While the numbers and technology behind sales analytics are undeniably powerful, there’s another vital component: human interpretation. No matter how sophisticated a tool or algorithm is, the context, nuance, and intricacies of real-world sales scenarios often require a human touch. Experienced sales professionals can read between the lines, understanding the nuances behind the data. For instance, a decline in sales in a particular region might be attributed to local events, cultural nuances, or even unforeseen circumstances that an algorithm might overlook. By blending human insight with technological prowess, businesses ensure a holistic approach to sales analytics.
Integrating External Data for a Broader View
While internal sales metrics offer deep insights, incorporating external data can provide a broader understanding of the market. External factors such as economic conditions, industry trends, or even geopolitical events can significantly influence sales outcomes. For example, understanding a competitor’s movements, industry benchmarks, or shifts in customer sentiment from social media chatter can provide a more comprehensive view of the sales landscape. By integrating both internal metrics and external data sources, businesses can craft strategies that are both reactive to their immediate circumstances and proactive in anticipating broader market shifts.
Challenges and Limitations of Sales Analytics
As with any analytical approach, sales analytics isn’t without its challenges. Data quality is paramount. Inaccurate or outdated information can lead to misleading insights, potentially causing more harm than good. Moreover, the sheer volume of data can be overwhelming. Deciding which metrics to prioritize and which ones to sideline is a challenge in itself. There’s also the danger of becoming overly reliant on data, leading to paralysis by analysis. Sales teams might find themselves buried in reports, charts, and figures, losing sight of the real-world, on-the-ground interactions and gut instincts that have traditionally driven sales success. It’s essential to strike a balance, using data as a guiding tool rather than an absolute determinant.

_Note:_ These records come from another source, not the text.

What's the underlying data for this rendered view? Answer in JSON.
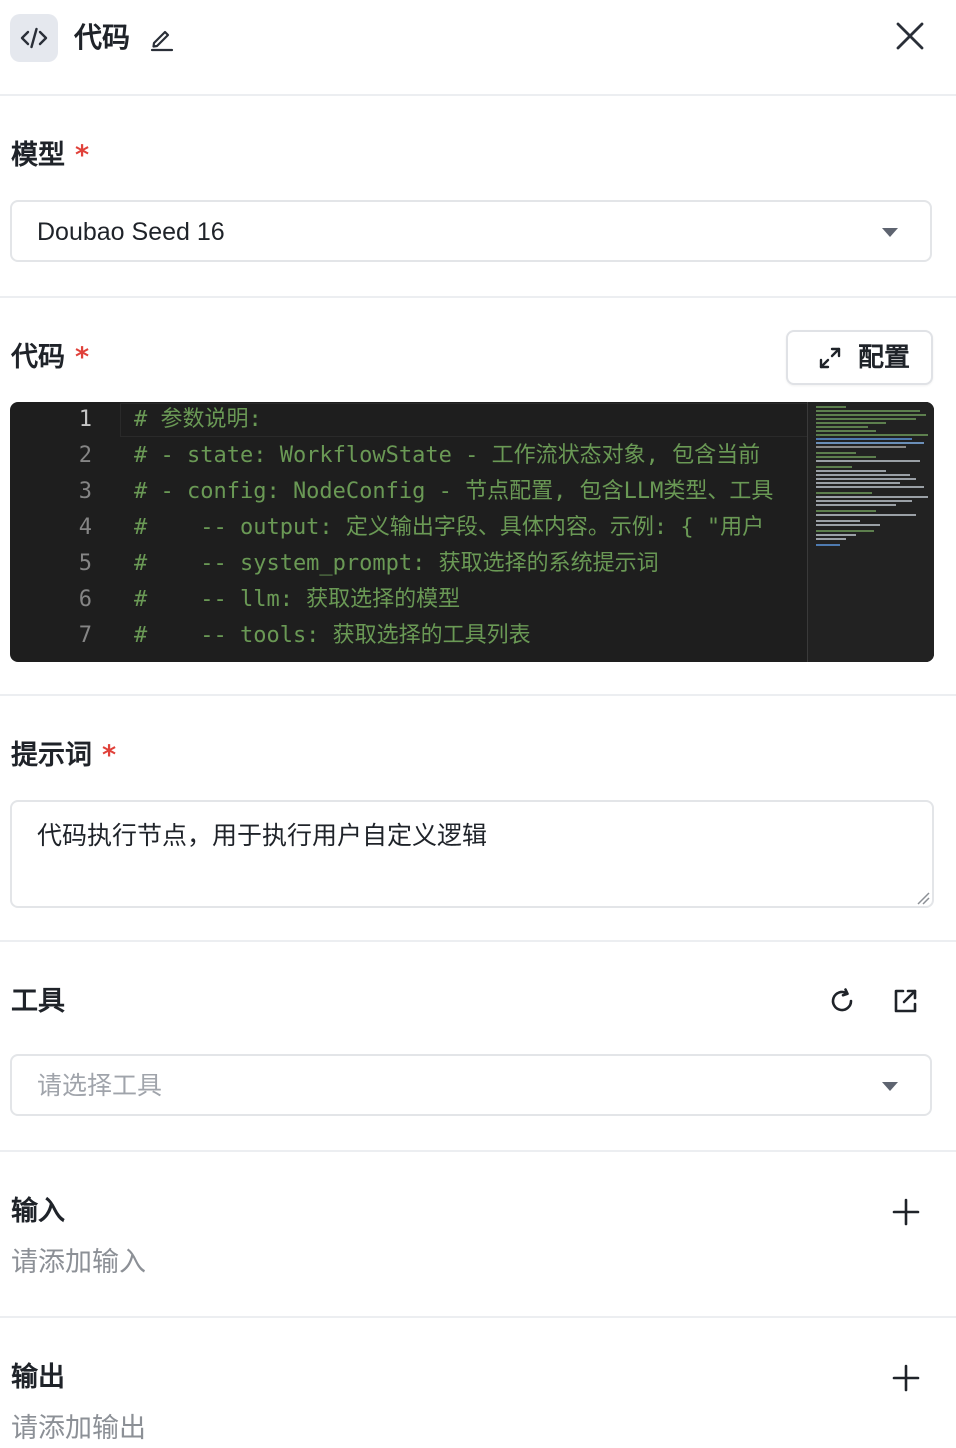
{
  "header": {
    "title": "代码"
  },
  "model": {
    "label": "模型",
    "required": "*",
    "value": "Doubao Seed 16"
  },
  "code": {
    "label": "代码",
    "required": "*",
    "config_label": "配置",
    "line_numbers": [
      "1",
      "2",
      "3",
      "4",
      "5",
      "6",
      "7"
    ],
    "lines": [
      "# 参数说明:",
      "# - state: WorkflowState - 工作流状态对象, 包含当前",
      "# - config: NodeConfig - 节点配置, 包含LLM类型、工具",
      "#    -- output: 定义输出字段、具体内容。示例: { \"用户",
      "#    -- system_prompt: 获取选择的系统提示词",
      "#    -- llm: 获取选择的模型",
      "#    -- tools: 获取选择的工具列表"
    ]
  },
  "prompt": {
    "label": "提示词",
    "required": "*",
    "value": "代码执行节点，用于执行用户自定义逻辑"
  },
  "tools": {
    "label": "工具",
    "placeholder": "请选择工具"
  },
  "inputs": {
    "label": "输入",
    "empty": "请添加输入"
  },
  "outputs": {
    "label": "输出",
    "empty": "请添加输出"
  },
  "colors": {
    "accent_required": "#e0413a",
    "code_comment": "#6a9955",
    "editor_bg": "#1e1e1e"
  }
}
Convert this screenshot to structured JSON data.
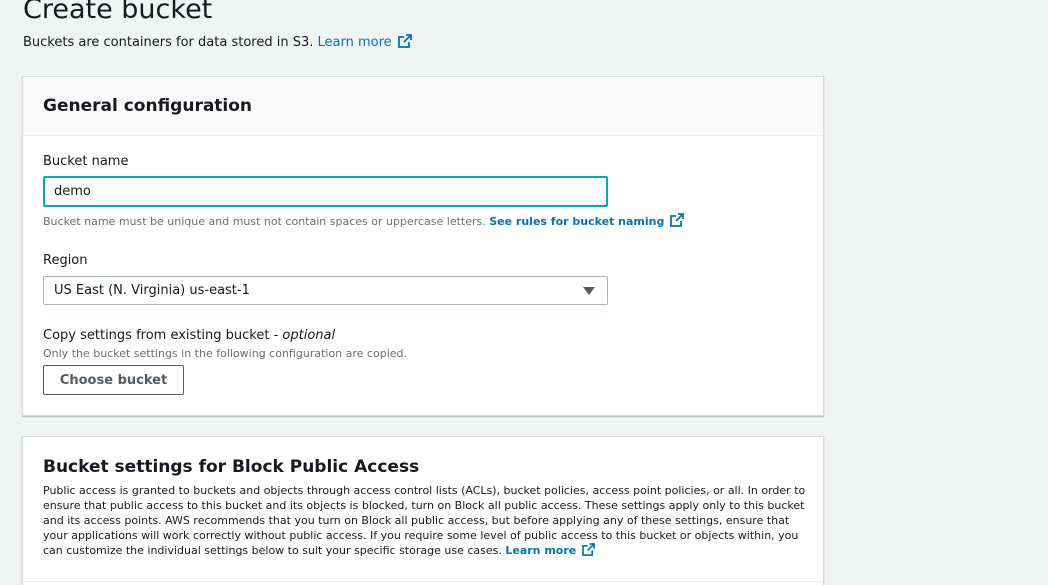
{
  "page": {
    "title": "Create bucket",
    "description": "Buckets are containers for data stored in S3.",
    "learn_more": "Learn more"
  },
  "general": {
    "title": "General configuration",
    "bucket_name": {
      "label": "Bucket name",
      "value": "demo",
      "hint": "Bucket name must be unique and must not contain spaces or uppercase letters.",
      "rules_link": "See rules for bucket naming"
    },
    "region": {
      "label": "Region",
      "selected": "US East (N. Virginia) us-east-1"
    },
    "copy_settings": {
      "label": "Copy settings from existing bucket - ",
      "optional": "optional",
      "hint": "Only the bucket settings in the following configuration are copied.",
      "button": "Choose bucket"
    }
  },
  "block_public_access": {
    "title": "Bucket settings for Block Public Access",
    "description": "Public access is granted to buckets and objects through access control lists (ACLs), bucket policies, access point policies, or all. In order to ensure that public access to this bucket and its objects is blocked, turn on Block all public access. These settings apply only to this bucket and its access points. AWS recommends that you turn on Block all public access, but before applying any of these settings, ensure that your applications will work correctly without public access. If you require some level of public access to this bucket or objects within, you can customize the individual settings below to suit your specific storage use cases.",
    "learn_more": "Learn more"
  },
  "colors": {
    "link": "#0073bb",
    "focus_border": "#0aa6b8",
    "page_bg": "#f2f3f3"
  }
}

In the realm of sales, the difference between success and mediocrity often hinges on the ability to harness data effectively. Sales analytics, powered by the right metrics, offers businesses a lens to scrutinize their operations, evaluate their strategies, and craft a roadmap for the future. While a well-defined sales strategy is essential, integrating analytics into the process ensures that strategy is grounded in data-driven insights, making success not just a possibility but a probability.